## ABOUT THIS EXERCISE
Retype every record that follows, character for character.
SUPPLIED RECORDS START
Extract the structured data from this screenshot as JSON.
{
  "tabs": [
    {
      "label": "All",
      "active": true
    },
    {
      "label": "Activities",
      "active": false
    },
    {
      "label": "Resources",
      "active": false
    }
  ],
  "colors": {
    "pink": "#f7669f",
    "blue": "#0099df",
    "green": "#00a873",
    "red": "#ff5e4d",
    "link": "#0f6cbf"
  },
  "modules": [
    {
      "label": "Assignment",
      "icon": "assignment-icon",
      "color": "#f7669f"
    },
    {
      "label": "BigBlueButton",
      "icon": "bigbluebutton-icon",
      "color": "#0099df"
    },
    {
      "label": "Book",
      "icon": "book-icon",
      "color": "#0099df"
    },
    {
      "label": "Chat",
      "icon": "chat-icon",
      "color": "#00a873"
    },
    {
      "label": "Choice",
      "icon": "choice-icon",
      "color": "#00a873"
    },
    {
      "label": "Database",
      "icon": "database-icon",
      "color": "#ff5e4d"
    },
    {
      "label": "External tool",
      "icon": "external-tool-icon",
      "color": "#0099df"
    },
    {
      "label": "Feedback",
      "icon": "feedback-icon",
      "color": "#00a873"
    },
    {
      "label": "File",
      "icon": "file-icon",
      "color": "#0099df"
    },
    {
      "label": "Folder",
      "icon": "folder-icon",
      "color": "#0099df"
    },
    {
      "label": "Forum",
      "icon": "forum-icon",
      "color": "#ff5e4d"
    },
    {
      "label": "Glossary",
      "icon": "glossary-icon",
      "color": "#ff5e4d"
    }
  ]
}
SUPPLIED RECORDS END
## RESPONSE AREA
Extract the structured data from this screenshot as JSON.
{
  "tabs": [
    {
      "label": "All",
      "active": true
    },
    {
      "label": "Activities",
      "active": false
    },
    {
      "label": "Resources",
      "active": false
    }
  ],
  "colors": {
    "pink": "#f7669f",
    "blue": "#0099df",
    "green": "#00a873",
    "red": "#ff5e4d",
    "link": "#0f6cbf"
  },
  "modules": [
    {
      "label": "Assignment",
      "icon": "assignment-icon",
      "color": "#f7669f"
    },
    {
      "label": "BigBlueButton",
      "icon": "bigbluebutton-icon",
      "color": "#0099df"
    },
    {
      "label": "Book",
      "icon": "book-icon",
      "color": "#0099df"
    },
    {
      "label": "Chat",
      "icon": "chat-icon",
      "color": "#00a873"
    },
    {
      "label": "Choice",
      "icon": "choice-icon",
      "color": "#00a873"
    },
    {
      "label": "Database",
      "icon": "database-icon",
      "color": "#ff5e4d"
    },
    {
      "label": "External tool",
      "icon": "external-tool-icon",
      "color": "#0099df"
    },
    {
      "label": "Feedback",
      "icon": "feedback-icon",
      "color": "#00a873"
    },
    {
      "label": "File",
      "icon": "file-icon",
      "color": "#0099df"
    },
    {
      "label": "Folder",
      "icon": "folder-icon",
      "color": "#0099df"
    },
    {
      "label": "Forum",
      "icon": "forum-icon",
      "color": "#ff5e4d"
    },
    {
      "label": "Glossary",
      "icon": "glossary-icon",
      "color": "#ff5e4d"
    }
  ]
}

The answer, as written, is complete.